= What is needed =
Exact copy, no pictures: reproduce the lines from the one that holds "What data populates" through the end of the entries.

Dataset rows describing interfaces:

┌────────

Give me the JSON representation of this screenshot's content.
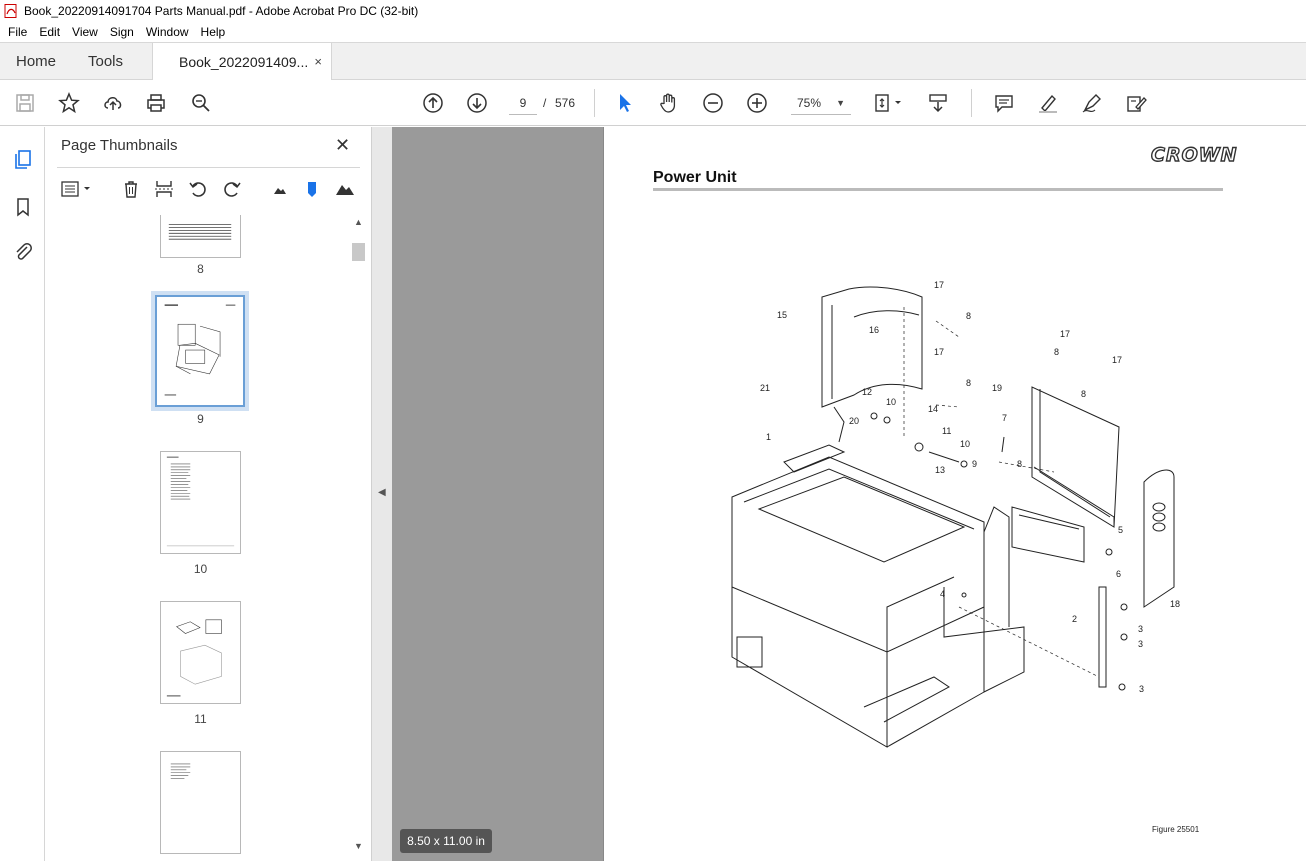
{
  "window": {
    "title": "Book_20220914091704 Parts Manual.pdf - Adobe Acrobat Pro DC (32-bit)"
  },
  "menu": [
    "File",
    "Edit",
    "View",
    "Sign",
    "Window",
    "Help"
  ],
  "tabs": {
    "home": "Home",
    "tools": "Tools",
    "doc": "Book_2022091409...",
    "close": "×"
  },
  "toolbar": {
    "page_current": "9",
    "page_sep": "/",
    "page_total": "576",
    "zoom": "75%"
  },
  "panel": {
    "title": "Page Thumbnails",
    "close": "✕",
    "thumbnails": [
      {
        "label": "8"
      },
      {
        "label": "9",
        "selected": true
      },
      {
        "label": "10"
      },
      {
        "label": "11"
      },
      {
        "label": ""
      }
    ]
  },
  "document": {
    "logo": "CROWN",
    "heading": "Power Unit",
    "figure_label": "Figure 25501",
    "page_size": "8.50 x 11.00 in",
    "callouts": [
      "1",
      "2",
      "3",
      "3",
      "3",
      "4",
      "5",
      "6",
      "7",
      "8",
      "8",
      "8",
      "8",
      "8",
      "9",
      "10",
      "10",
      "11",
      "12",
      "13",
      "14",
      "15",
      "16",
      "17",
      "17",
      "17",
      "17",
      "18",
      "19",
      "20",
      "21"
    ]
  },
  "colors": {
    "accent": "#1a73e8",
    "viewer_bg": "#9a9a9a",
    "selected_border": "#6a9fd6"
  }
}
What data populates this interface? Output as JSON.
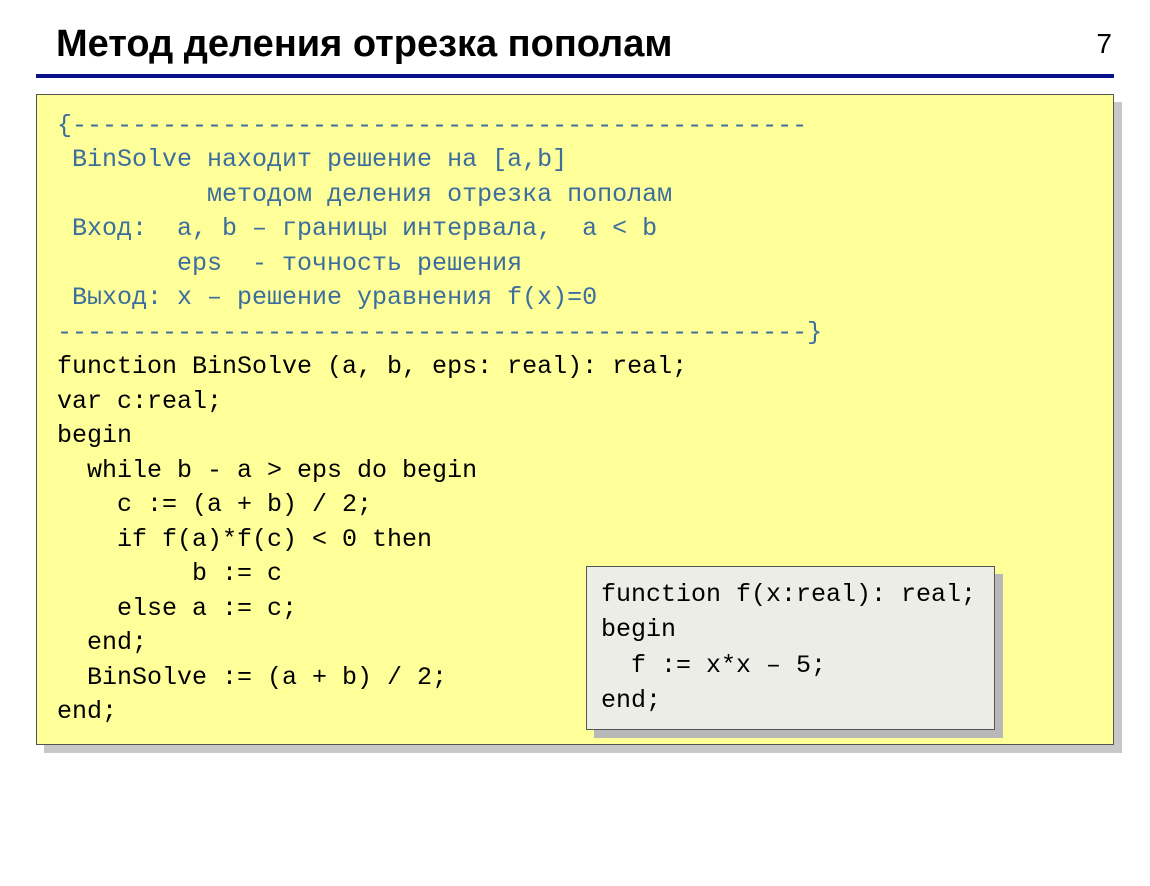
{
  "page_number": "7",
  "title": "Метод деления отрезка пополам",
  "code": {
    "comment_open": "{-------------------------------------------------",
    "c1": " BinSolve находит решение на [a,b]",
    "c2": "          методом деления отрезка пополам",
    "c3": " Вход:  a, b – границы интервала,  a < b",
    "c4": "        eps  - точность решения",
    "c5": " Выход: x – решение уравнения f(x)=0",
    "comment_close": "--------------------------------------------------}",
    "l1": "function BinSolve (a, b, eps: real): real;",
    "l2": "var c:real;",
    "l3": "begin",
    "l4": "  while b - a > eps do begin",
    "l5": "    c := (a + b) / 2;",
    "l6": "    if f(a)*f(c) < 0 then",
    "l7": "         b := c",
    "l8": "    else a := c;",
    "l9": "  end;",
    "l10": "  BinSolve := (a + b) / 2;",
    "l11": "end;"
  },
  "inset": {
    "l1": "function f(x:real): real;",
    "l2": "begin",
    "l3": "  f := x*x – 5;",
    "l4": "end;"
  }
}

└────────

= Reply =
What data populates this interface? Output as JSON.
{
  "page_number": "7",
  "title": "Метод деления отрезка пополам",
  "code": {
    "comment_open": "{-------------------------------------------------",
    "c1": " BinSolve находит решение на [a,b]",
    "c2": "          методом деления отрезка пополам",
    "c3": " Вход:  a, b – границы интервала,  a < b",
    "c4": "        eps  - точность решения",
    "c5": " Выход: x – решение уравнения f(x)=0",
    "comment_close": "--------------------------------------------------}",
    "l1": "function BinSolve (a, b, eps: real): real;",
    "l2": "var c:real;",
    "l3": "begin",
    "l4": "  while b - a > eps do begin",
    "l5": "    c := (a + b) / 2;",
    "l6": "    if f(a)*f(c) < 0 then",
    "l7": "         b := c",
    "l8": "    else a := c;",
    "l9": "  end;",
    "l10": "  BinSolve := (a + b) / 2;",
    "l11": "end;"
  },
  "inset": {
    "l1": "function f(x:real): real;",
    "l2": "begin",
    "l3": "  f := x*x – 5;",
    "l4": "end;"
  }
}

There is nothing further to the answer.